of Wales, sketches of noble heads and a large
engraving of the coronation.      Bunch himself,
a chatty, diplomatic, amusingly British person,
in manner, speech and opinions, was fussing
about affixing a little gilt Prince of Wales fea-
thers (which he told me he had got from New
York) above the portrait, a task which he present-
ly abandoned.       He had been consul at seve-
ral South American courts and talked most
amusingly of them and of the South Carolinians,
insomuch that I was half-laughing the whole time.
He told me he had been on board the Harriet
Lane on the Prince s entrance to New York
and that the Prince had intimated an intention,
on the completion of his education to visit the
West Indies and the Southern states.          Bunch
had a letter for me, from Boweryem,
Page
Title:Thomas Butler Gunn Diaries, Volume Fourteen: page one hundred and eighty-two
Description:Describes meeting the British Consul Robert Bunch in Charleston.
Date:1860-12-24
Subject:Boweryem, George; Bunch, Robert; Edward VII, King of Great Britain; Gunn, Thomas Butler; Harriet Lane (Ship); King, William
Coverage (City/State):Charleston, South Carolina; New York, [New York]; South America
Coverage (Street):Meeting Street
Scan Date:2010-04-30

 

Volume
Title:Thomas Butler Gunn Diaries, Volume Fourteen

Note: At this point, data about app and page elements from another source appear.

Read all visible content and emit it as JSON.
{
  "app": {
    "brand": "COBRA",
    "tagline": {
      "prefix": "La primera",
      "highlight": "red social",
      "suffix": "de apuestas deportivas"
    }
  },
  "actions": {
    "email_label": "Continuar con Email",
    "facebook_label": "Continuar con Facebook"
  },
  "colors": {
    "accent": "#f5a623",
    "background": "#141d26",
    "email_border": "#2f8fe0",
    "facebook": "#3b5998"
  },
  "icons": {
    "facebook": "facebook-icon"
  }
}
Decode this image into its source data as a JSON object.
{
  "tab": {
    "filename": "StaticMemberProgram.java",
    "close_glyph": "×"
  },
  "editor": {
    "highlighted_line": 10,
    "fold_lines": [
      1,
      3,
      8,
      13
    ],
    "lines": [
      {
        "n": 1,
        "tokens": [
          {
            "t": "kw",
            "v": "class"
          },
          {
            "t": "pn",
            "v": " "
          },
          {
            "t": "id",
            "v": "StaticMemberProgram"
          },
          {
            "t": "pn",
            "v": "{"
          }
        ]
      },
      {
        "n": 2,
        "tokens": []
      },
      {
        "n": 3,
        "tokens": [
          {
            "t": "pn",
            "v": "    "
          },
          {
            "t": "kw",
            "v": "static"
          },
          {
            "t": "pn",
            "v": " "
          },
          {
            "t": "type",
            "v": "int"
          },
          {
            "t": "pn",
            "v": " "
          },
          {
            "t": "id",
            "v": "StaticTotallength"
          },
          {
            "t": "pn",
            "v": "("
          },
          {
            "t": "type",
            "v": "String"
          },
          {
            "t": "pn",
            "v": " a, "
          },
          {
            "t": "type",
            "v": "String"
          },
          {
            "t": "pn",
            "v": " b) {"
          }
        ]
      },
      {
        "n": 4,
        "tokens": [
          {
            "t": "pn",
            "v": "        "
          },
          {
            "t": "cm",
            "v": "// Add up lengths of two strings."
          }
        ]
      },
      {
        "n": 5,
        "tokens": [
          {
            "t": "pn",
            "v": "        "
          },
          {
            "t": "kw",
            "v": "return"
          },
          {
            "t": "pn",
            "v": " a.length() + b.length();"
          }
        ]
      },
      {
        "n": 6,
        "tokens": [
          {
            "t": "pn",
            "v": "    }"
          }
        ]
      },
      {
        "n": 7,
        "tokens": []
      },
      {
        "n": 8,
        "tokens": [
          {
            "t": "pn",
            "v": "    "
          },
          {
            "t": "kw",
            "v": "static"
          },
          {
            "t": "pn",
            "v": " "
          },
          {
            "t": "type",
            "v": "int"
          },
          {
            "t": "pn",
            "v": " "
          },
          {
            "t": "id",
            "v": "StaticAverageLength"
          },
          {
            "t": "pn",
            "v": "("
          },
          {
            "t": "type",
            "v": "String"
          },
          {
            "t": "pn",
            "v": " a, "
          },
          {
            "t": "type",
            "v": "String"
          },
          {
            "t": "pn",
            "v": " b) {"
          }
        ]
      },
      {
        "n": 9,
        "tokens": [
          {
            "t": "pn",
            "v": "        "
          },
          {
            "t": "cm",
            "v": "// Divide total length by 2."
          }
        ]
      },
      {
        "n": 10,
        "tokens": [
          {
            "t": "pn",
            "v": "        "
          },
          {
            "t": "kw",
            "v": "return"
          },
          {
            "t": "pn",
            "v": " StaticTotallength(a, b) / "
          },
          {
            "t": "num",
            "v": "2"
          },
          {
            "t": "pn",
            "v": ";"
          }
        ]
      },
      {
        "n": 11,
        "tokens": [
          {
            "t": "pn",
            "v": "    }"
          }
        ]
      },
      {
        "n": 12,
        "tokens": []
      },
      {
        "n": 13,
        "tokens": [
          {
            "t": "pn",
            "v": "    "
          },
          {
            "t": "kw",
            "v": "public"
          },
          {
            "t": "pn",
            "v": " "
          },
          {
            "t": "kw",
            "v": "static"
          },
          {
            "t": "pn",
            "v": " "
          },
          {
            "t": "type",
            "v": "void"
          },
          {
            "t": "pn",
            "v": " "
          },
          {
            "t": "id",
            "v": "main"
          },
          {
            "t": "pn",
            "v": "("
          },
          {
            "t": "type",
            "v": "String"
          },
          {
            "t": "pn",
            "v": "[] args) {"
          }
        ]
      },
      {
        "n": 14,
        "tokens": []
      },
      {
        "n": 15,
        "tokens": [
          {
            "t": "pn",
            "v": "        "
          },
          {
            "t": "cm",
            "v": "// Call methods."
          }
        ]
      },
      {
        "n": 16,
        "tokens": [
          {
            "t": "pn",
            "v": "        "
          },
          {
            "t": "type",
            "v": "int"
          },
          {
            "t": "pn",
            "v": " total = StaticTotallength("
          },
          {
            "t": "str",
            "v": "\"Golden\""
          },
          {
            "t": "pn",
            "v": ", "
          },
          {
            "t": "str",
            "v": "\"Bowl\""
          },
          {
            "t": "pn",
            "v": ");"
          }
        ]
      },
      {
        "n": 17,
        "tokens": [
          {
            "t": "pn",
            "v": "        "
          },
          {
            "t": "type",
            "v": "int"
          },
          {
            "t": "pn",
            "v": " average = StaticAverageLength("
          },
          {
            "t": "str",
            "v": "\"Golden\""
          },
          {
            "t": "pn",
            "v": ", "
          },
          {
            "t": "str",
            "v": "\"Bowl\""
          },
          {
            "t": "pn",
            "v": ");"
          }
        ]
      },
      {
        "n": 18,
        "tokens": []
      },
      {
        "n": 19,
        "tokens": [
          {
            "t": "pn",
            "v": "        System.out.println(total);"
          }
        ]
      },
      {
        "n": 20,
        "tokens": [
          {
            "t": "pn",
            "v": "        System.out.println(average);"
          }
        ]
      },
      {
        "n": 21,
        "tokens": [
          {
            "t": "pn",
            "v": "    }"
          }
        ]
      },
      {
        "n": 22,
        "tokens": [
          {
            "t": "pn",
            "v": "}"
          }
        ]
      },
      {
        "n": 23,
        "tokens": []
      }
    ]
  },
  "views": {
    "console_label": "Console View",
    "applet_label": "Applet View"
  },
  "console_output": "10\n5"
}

Description:Includes descriptions of attending a lecture by J.H. Siddons on Queen Victoria; seeing tightrope walker Charles Blondin perform; boarding house living; his freelance writing and drawing work; visits to the Edwards family and his friendship with Sally Edwards; a visit of the Prince of Wales, the future Edward VII of Great Britain, to New York; his work as a reporter for ''The New York World;'' a visit to a dog fighting establishment; an evening spent at the 4th Ward police station awaiting 1860 election returns; and Gunn's experience as a correspondent for ""The New York Evening Post"" in Charleston, South Carolina, in the aftermath of South Carolina's secession from the federal government.
Subject:Boardinghouses; Civil War; Elections; Gunn, Thomas Butler; Journalism; Military; Police; Publishers and publishing; Secession; Slavery; Slaves; Travel
Coverage (City/State):New York, New York; Charleston, South Carolina
Note:Thomas Butler Gunn was born February 15, 1826, in Banbury, England, and came to New York in 1849. During the Civil War he worked as a correspondent for the New York Tribune and the New York Evening Post. He returned to England in 1863, and died in Birmingham in April 1903. The collection includes twenty-one volumes of his diaries, including newspaper clippings, letters, photographs, sketches, and various other items inserted by Gunn. Diary entries date from July 7, 1849, to April 7, 1863, and include his experiences with the New York publishing and literary world, his descriptions of boarding houses, his travels throughout the United States, and his experiences traveling with the Federal army as a Civil War correspondent.
Publisher:Missouri History Museum
Rights:Copyright 2010 Missouri History Museum.
Source:Page images, transcriptions, and metadata of the Thomas Butler Gunn diaries have been provided by the Missouri History Museum.